Entries from a dataset of interfaces
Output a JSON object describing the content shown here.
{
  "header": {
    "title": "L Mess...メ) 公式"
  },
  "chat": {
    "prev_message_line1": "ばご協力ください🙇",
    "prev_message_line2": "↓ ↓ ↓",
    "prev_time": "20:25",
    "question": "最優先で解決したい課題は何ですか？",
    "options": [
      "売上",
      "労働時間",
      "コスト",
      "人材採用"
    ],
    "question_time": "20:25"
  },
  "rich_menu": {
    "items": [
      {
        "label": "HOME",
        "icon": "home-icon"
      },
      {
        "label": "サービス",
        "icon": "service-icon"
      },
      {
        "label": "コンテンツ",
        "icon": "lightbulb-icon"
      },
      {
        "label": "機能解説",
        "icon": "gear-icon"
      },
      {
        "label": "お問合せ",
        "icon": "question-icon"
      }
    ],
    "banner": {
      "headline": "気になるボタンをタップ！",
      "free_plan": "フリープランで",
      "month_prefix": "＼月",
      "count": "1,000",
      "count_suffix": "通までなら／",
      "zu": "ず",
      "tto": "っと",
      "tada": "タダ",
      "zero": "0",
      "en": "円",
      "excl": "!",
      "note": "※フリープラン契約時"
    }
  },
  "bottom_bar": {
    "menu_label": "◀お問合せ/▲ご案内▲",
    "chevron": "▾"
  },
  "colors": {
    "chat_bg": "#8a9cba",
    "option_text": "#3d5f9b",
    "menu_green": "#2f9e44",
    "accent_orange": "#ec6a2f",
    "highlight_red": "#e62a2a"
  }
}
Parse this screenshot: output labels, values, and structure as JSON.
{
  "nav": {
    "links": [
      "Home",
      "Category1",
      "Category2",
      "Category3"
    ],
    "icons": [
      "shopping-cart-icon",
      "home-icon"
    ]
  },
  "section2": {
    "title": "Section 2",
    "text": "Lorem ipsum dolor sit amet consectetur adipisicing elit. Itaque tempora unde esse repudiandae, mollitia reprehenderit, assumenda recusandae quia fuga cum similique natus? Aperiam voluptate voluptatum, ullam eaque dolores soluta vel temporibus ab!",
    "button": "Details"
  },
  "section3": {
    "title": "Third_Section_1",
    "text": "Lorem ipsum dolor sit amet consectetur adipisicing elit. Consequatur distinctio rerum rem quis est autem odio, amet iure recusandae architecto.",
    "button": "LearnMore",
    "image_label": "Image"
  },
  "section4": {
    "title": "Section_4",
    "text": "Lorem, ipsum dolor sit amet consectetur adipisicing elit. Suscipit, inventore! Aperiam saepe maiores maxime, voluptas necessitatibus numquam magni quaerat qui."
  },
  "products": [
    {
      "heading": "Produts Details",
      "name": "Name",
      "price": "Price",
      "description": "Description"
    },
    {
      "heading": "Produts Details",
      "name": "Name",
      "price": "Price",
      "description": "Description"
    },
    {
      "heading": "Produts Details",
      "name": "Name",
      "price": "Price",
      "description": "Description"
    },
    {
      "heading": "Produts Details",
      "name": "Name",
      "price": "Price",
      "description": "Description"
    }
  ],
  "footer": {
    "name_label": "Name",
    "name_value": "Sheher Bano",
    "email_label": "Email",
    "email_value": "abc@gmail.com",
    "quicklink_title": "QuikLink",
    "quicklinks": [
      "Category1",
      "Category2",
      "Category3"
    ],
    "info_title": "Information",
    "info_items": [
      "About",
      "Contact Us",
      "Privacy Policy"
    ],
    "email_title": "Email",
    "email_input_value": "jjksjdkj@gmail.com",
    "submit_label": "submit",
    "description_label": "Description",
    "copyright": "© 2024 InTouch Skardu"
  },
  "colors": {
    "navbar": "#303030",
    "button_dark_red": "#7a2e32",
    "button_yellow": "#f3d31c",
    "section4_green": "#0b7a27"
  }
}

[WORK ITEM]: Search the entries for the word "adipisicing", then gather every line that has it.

[OUTPUT]:
    "text": "Lorem ipsum dolor sit amet consectetur adipisicing elit. Itaque tempora unde esse repudiandae, mollitia reprehenderit, assumenda recusandae quia fuga cum similique natus? Aperiam voluptate voluptatum, ullam eaque dolores soluta vel temporibus ab!",
    "text": "Lorem ipsum dolor sit amet consectetur adipisicing elit. Consequatur distinctio rerum rem quis est autem odio, amet iure recusandae architecto.",
    "text": "Lorem, ipsum dolor sit amet consectetur adipisicing elit. Suscipit, inventore! Aperiam saepe maiores maxime, voluptas necessitatibus numquam magni quaerat qui."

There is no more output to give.